The second alert – which came in 38 minutes after the first alarm – clarified that there was no missile attack threat and confirmed the initial notice was a mistake.
"NO missile threat to Hawaii,” the Hawaii Emergency Management Agency tried to compensate for their mistake.
NO missile threat to Hawaii.— Hawaii EMA (@Hawaii_EMA) January 13, 2018
Ige’s Facebook page showed a note about the false notification six minutes after the tweet.
“I don’t know what the governor was doing. I wasn’t with him at the time,” Logan said. “I know he was preparing to go to an event and this circumvented all of that.”
The governor confessed the triggering of the alert system was a mistake and "steps have been taken" by the Hawaii Emergency Management Agency to prevent a similar false alert "ever happening again."
According to a CNN report, Hawaii had begun testing its nuclear warning system last December amid North Korea’s increased missile testing and threats.
From a friend whose Dad works on ballistic missiles:— Kaz Weida (@kazweida) January 14, 2018
“One doesn't get mistakes like this unless one is testing systems.
One doesn't test systems unless there is likely to be need.

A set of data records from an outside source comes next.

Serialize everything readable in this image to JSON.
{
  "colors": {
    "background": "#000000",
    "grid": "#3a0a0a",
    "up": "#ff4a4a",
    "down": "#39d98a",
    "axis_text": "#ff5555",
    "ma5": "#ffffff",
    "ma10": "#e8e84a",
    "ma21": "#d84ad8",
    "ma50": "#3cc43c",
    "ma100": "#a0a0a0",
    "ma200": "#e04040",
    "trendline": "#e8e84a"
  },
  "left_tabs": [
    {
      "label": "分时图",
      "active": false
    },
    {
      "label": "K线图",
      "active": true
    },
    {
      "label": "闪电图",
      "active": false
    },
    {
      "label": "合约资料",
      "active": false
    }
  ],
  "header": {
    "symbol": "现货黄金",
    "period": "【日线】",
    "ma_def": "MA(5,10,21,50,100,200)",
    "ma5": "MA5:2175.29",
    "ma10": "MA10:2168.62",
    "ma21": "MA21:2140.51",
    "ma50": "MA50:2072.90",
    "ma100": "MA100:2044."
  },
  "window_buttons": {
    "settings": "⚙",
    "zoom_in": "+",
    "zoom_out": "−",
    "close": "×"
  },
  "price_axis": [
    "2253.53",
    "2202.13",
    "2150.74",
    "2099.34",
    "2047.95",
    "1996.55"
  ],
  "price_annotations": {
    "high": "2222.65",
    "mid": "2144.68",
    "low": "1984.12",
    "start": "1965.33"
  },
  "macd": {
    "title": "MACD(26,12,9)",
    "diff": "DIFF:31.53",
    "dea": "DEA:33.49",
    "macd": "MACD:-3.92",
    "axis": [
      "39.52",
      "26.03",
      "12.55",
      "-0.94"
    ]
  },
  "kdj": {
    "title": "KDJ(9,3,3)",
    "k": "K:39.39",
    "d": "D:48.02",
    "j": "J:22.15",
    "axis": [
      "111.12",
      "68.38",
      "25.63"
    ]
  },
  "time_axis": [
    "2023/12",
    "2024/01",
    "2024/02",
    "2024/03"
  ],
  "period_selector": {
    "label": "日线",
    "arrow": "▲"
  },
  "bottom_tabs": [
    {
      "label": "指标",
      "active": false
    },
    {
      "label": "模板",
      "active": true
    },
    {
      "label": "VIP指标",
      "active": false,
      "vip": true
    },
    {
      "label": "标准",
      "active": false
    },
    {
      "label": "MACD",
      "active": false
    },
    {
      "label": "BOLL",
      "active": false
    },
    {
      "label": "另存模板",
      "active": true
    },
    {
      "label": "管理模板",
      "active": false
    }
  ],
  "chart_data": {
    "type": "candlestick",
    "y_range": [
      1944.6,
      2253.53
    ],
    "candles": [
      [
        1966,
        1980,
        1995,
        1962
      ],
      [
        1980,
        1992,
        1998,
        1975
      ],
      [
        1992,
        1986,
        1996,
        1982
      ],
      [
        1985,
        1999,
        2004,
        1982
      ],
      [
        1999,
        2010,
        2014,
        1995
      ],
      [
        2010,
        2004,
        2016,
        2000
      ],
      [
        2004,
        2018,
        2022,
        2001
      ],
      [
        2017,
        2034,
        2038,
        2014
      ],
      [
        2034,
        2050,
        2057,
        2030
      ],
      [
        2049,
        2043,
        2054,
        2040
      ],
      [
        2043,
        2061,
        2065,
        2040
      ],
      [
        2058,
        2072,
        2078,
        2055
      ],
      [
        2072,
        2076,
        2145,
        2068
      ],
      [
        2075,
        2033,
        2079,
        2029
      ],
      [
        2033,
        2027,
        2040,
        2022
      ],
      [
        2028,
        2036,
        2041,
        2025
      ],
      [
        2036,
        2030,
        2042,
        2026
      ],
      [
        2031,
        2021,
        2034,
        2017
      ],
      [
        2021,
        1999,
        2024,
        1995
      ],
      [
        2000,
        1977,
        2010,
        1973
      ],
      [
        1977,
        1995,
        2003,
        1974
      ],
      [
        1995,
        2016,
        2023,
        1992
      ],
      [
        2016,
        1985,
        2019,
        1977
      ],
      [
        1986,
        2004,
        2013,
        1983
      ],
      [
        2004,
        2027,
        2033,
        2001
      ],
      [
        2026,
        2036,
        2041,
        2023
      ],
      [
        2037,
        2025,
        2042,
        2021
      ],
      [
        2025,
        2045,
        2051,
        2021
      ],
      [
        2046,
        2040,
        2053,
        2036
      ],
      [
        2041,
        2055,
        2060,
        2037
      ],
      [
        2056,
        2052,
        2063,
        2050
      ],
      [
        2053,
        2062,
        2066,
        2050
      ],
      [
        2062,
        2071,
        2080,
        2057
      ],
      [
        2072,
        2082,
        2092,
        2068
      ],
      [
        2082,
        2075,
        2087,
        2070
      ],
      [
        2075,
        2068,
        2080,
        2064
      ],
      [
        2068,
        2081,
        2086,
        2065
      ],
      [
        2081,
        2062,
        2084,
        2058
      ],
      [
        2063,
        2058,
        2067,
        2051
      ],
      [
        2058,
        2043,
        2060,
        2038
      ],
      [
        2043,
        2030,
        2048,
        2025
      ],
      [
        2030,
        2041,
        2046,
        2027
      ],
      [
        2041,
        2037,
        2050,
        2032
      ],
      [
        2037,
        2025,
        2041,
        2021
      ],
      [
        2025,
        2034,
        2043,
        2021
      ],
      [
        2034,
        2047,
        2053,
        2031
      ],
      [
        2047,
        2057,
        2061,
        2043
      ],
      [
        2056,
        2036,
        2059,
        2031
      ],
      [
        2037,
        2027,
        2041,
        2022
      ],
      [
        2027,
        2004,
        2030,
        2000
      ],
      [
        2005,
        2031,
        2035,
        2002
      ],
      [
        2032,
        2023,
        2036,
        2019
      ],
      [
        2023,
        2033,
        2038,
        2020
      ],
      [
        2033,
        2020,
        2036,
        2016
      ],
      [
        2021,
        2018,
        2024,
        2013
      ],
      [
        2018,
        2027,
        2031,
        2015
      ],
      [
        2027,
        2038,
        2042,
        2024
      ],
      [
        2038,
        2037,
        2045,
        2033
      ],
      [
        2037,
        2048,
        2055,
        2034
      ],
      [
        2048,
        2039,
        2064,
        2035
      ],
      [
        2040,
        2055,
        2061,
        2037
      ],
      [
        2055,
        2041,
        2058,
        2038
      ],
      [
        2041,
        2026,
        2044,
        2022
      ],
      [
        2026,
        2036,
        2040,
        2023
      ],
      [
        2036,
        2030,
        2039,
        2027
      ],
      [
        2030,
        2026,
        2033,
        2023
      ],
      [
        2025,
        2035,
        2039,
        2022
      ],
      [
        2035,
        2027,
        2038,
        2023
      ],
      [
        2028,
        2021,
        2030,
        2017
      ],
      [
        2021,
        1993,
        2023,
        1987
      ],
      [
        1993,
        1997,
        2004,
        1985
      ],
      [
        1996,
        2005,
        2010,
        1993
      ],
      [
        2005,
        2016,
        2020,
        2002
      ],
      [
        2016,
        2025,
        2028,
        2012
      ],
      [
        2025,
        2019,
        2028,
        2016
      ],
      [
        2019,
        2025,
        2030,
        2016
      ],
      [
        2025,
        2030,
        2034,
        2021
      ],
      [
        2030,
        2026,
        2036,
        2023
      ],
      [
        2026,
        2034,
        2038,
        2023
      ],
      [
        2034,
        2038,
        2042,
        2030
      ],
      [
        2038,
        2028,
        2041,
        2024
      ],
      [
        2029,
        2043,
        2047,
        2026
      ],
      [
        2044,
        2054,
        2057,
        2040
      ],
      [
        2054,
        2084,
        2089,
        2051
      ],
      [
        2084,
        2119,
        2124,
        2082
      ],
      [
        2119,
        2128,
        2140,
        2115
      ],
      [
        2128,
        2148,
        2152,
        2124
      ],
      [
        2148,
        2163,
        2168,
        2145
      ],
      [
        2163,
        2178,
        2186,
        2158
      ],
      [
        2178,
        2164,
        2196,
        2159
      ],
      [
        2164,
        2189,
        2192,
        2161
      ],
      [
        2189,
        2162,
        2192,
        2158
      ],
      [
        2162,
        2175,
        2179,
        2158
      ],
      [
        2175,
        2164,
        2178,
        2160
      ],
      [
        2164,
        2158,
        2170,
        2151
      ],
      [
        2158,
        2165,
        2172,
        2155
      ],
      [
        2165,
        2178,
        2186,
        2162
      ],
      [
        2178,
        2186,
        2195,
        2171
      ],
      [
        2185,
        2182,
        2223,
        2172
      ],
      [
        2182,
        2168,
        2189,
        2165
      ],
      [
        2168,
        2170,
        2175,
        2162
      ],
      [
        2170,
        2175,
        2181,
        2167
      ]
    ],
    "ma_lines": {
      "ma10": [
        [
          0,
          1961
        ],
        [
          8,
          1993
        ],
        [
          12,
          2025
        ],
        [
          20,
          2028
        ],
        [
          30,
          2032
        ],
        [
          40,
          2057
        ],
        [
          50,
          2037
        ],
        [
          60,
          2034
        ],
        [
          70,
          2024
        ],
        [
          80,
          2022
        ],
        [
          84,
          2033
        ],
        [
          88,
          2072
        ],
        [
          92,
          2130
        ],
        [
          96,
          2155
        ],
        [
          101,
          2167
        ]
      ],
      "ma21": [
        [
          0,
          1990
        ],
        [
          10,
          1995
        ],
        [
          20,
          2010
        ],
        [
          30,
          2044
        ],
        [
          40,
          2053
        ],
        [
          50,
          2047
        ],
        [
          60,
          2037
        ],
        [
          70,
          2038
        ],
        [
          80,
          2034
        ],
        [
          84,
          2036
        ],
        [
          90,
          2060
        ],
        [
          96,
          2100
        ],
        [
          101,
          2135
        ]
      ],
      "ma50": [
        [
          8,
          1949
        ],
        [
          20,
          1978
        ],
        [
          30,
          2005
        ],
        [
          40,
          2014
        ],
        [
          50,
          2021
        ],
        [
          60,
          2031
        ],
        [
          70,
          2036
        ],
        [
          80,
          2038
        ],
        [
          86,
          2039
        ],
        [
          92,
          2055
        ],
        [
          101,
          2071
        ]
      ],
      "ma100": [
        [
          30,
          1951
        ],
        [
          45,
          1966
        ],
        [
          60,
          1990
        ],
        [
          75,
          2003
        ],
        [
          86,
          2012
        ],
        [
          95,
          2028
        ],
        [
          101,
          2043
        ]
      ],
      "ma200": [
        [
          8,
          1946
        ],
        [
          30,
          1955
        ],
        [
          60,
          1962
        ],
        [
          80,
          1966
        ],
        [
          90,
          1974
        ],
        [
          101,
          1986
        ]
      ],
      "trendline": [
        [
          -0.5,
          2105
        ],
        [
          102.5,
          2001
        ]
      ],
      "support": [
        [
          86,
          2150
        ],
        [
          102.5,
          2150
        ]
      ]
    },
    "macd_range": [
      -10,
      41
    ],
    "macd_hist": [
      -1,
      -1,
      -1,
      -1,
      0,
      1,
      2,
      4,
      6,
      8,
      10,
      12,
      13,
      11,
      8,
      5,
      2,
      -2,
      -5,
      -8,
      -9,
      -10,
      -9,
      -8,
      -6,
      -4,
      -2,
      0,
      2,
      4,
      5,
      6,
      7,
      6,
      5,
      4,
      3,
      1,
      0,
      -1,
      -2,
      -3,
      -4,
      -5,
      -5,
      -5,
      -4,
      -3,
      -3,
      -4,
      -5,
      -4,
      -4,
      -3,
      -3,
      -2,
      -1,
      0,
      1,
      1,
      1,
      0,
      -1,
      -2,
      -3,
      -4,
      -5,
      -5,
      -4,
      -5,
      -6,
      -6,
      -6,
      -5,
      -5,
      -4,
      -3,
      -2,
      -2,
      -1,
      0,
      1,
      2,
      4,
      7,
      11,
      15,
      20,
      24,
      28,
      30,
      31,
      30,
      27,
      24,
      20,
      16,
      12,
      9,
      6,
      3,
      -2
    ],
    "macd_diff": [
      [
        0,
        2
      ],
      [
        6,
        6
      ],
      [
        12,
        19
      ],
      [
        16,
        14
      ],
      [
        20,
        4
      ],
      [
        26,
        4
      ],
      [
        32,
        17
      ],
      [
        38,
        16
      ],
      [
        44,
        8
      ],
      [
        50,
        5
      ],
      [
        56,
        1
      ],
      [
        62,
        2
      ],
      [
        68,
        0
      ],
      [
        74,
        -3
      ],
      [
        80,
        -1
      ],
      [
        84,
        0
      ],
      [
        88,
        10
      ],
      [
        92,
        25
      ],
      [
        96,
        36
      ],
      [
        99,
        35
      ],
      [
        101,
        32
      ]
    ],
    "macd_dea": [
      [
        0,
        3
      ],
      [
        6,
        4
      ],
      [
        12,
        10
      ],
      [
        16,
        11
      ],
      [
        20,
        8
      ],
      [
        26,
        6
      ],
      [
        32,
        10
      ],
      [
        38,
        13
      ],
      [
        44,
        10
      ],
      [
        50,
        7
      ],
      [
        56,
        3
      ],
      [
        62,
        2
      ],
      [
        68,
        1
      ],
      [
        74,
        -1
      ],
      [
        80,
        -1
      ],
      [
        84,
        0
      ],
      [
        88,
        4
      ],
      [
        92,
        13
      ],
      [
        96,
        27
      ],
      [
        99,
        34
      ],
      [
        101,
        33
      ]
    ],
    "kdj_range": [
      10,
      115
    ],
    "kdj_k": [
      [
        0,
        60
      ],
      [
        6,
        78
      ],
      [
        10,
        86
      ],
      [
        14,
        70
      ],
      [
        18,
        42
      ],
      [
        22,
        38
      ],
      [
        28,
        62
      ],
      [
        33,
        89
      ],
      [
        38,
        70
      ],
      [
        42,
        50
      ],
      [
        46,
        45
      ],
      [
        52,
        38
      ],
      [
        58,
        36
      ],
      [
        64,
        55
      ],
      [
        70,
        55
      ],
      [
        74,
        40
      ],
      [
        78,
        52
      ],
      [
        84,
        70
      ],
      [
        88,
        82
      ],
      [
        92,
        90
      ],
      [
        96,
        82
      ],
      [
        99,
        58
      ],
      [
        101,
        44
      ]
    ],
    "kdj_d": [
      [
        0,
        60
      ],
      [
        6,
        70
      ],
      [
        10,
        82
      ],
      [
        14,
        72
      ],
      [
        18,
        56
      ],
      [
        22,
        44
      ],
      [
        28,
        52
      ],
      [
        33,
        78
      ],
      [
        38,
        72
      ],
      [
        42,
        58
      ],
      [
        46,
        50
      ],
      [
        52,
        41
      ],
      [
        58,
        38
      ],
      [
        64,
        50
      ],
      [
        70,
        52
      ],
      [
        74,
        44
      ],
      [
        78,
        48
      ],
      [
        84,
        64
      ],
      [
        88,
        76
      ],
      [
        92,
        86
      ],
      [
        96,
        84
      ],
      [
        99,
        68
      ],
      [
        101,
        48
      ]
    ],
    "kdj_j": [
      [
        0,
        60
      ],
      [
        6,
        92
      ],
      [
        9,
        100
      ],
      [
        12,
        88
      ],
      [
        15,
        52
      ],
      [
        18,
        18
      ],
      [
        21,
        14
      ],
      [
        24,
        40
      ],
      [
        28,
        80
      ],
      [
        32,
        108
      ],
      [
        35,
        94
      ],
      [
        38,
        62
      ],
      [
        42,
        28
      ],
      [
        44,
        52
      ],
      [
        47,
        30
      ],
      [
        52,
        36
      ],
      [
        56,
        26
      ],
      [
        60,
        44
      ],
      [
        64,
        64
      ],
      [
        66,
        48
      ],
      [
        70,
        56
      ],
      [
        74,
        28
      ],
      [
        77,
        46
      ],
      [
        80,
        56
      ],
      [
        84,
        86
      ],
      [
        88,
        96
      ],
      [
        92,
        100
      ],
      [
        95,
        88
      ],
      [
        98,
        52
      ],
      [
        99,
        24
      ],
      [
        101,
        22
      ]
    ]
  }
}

We should be very concerned that we are playing nuclear anhiliation chicken.”#Hawaii #FalseAlarm
Thumbnail / Banner : Reuters/ Hugh Gentry